What the task asks. The answer must be every line of the records below that holds the word "from".

Dataset entries:
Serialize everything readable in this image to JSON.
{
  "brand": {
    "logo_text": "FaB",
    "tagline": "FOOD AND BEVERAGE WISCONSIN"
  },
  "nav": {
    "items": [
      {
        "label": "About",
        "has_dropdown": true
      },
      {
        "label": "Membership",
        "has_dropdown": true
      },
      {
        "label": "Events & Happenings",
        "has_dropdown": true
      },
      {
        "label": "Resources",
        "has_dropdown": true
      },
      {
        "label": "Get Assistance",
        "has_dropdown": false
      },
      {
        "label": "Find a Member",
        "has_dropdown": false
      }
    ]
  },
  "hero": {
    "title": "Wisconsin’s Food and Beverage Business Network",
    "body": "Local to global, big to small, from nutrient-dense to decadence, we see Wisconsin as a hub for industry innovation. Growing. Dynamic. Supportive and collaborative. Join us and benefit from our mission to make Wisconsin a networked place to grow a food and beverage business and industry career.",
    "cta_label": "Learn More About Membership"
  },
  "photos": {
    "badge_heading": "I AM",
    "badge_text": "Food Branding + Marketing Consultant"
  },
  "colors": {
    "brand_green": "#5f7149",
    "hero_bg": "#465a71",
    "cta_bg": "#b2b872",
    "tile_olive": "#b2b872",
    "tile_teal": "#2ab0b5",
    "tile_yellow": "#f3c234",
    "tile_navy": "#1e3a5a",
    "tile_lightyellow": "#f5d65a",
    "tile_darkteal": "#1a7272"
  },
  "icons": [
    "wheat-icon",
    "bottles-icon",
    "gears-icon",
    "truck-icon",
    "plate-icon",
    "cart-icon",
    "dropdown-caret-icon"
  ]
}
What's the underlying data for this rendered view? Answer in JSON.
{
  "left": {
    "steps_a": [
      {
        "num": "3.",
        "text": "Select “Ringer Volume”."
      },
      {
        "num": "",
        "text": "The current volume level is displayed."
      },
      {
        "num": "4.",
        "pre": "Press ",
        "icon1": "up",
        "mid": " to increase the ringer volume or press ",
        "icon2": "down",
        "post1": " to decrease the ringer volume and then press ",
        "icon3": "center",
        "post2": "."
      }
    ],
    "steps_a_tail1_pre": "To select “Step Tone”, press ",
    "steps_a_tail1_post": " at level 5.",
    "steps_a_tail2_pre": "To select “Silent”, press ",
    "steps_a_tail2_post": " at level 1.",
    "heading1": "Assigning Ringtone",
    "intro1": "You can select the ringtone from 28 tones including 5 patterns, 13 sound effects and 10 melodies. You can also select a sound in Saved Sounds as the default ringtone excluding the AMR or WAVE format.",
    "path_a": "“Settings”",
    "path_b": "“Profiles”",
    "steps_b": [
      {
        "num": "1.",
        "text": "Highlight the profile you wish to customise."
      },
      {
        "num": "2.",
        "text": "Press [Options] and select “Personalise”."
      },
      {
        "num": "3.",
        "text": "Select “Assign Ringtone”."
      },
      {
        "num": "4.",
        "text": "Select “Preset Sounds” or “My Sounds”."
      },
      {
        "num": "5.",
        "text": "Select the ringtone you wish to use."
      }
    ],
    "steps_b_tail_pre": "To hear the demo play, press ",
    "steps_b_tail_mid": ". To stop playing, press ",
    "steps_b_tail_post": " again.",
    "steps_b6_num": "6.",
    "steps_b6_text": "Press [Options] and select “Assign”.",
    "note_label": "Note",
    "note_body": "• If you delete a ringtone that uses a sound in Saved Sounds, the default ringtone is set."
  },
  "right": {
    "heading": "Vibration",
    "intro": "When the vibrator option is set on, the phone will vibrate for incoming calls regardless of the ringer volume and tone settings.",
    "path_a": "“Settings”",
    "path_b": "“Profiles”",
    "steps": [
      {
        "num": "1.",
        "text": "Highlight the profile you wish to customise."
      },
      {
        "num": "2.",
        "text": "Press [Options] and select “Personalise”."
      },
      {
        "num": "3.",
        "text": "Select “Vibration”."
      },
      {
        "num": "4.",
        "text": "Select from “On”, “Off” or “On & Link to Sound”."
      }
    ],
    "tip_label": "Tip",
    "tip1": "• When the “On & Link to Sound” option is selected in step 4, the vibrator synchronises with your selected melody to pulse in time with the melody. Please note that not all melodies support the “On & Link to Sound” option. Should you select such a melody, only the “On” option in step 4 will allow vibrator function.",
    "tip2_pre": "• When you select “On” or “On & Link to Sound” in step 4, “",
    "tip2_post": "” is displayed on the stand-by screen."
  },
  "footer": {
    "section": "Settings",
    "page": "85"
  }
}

Output for this task.
    "body": "Local to global, big to small, from nutrient-dense to decadence, we see Wisconsin as a hub for industry innovation. Growing. Dynamic. Supportive and collaborative. Join us and benefit from our mission to make Wisconsin a networked place to grow a food and beverage business and industry career.",
    "intro1": "You can select the ringtone from 28 tones including 5 patterns, 13 sound effects and 10 melodies. You can also select a sound in Saved Sounds as the default ringtone excluding the AMR or WAVE format.",
        "text": "Select from “On”, “Off” or “On & Link to Sound”."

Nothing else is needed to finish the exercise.